Data records ->
········

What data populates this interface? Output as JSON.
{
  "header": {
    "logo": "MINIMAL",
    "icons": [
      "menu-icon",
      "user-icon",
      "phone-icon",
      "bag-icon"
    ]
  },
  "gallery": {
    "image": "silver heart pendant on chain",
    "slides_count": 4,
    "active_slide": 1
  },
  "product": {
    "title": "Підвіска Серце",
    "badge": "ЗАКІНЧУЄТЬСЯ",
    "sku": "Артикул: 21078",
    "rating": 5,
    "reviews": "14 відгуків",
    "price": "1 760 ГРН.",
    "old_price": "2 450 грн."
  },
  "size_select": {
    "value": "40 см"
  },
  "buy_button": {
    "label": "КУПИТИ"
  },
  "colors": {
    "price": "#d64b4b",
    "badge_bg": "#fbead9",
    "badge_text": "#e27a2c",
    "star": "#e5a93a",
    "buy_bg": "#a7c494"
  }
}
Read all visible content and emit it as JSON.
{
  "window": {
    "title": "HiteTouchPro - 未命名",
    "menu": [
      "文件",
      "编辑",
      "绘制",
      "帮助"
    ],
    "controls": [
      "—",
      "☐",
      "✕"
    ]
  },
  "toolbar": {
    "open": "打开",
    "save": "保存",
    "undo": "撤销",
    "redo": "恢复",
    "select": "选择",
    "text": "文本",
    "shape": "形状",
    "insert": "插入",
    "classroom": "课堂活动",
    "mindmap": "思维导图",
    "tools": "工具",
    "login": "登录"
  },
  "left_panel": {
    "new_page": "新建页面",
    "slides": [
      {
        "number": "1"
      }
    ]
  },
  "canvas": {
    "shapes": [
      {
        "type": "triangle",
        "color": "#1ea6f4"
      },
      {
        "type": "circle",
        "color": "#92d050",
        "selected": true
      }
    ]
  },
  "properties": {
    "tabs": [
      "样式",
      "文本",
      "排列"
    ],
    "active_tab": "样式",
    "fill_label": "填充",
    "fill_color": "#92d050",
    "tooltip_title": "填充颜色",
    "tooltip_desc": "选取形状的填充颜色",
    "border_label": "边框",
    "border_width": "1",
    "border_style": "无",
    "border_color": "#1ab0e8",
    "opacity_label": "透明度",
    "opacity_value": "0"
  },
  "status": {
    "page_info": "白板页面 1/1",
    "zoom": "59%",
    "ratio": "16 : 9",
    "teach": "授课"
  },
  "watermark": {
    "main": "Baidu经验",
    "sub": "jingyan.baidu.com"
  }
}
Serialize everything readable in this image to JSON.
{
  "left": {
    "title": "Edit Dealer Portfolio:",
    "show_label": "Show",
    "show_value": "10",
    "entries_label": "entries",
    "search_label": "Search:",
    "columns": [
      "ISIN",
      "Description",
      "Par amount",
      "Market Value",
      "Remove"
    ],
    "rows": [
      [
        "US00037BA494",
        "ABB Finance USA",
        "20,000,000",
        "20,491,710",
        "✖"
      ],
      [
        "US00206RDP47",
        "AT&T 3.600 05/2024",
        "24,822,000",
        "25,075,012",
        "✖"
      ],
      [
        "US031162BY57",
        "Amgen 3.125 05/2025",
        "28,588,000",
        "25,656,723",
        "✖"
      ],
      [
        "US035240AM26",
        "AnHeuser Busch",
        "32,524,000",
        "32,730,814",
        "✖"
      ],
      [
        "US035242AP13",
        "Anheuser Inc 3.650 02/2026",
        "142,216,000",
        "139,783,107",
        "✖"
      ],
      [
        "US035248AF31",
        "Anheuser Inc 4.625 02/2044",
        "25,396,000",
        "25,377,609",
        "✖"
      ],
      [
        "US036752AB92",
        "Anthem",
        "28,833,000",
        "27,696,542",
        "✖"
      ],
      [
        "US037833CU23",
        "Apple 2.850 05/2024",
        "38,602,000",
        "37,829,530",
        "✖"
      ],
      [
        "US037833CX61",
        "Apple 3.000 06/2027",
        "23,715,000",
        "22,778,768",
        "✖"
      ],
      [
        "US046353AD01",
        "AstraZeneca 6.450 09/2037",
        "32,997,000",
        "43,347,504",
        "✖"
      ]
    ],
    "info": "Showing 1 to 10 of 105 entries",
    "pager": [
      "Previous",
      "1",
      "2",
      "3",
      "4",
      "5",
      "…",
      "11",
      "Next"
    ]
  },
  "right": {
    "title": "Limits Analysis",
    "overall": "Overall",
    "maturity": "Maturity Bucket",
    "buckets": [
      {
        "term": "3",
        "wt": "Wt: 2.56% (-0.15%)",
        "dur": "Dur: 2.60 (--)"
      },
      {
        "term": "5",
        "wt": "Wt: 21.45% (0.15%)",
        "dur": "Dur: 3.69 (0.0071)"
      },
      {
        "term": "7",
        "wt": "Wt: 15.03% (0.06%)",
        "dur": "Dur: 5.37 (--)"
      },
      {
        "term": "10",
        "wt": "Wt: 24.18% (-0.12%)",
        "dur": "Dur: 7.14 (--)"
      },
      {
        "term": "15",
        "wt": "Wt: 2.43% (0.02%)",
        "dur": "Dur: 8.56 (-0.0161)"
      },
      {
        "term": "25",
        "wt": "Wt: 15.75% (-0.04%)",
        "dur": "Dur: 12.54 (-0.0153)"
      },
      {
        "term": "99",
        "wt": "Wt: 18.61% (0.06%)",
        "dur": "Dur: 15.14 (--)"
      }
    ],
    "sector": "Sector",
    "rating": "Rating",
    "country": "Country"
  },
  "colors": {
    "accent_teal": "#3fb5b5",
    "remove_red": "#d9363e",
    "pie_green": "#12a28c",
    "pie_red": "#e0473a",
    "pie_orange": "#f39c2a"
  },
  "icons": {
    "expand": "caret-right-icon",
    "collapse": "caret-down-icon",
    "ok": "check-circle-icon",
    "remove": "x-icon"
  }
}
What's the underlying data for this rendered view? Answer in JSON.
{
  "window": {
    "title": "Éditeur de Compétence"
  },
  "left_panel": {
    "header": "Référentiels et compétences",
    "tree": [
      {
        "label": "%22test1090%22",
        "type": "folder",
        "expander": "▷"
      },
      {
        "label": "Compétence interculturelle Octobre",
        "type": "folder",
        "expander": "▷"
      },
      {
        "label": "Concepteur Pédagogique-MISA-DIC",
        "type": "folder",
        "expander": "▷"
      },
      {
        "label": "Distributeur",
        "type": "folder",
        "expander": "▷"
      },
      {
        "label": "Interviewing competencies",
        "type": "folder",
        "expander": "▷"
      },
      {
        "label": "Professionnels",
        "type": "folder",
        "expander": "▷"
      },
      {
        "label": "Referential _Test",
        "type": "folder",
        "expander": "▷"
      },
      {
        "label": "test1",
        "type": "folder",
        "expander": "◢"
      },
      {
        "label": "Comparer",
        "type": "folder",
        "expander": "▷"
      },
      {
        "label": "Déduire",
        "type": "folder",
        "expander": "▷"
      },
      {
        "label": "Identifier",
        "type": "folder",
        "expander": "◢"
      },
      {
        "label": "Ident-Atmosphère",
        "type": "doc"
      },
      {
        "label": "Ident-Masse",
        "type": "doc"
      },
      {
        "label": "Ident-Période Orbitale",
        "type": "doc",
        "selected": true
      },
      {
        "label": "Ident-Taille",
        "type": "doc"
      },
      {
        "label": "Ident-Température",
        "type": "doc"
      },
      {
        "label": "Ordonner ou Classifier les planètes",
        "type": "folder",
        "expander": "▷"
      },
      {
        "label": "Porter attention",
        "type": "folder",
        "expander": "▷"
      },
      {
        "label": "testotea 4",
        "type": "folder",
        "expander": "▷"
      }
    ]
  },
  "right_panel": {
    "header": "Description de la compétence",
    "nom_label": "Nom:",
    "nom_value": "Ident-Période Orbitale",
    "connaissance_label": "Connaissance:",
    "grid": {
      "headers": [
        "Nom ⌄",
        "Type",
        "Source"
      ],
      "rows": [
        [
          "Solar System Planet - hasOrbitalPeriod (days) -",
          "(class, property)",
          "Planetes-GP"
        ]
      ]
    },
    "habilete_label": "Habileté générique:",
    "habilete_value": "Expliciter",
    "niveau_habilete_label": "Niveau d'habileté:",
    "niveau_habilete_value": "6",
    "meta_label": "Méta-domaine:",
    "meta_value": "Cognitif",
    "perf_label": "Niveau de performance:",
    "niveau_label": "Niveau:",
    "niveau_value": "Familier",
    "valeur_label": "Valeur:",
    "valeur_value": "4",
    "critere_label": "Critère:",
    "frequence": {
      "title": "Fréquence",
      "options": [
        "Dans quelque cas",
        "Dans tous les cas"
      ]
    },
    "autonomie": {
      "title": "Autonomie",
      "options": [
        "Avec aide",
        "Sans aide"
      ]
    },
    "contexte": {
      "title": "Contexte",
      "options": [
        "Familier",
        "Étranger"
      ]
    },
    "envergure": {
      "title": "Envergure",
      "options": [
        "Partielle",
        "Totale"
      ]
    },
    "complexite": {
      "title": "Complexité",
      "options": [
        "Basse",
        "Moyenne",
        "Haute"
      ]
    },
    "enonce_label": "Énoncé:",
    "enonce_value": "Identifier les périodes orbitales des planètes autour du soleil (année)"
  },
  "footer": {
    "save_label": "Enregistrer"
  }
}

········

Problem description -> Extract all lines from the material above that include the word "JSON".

Expected answer ->
What data populates this interface? Output as JSON.
Read all visible content and emit it as JSON.
Serialize everything readable in this image to JSON.
What's the underlying data for this rendered view? Answer in JSON.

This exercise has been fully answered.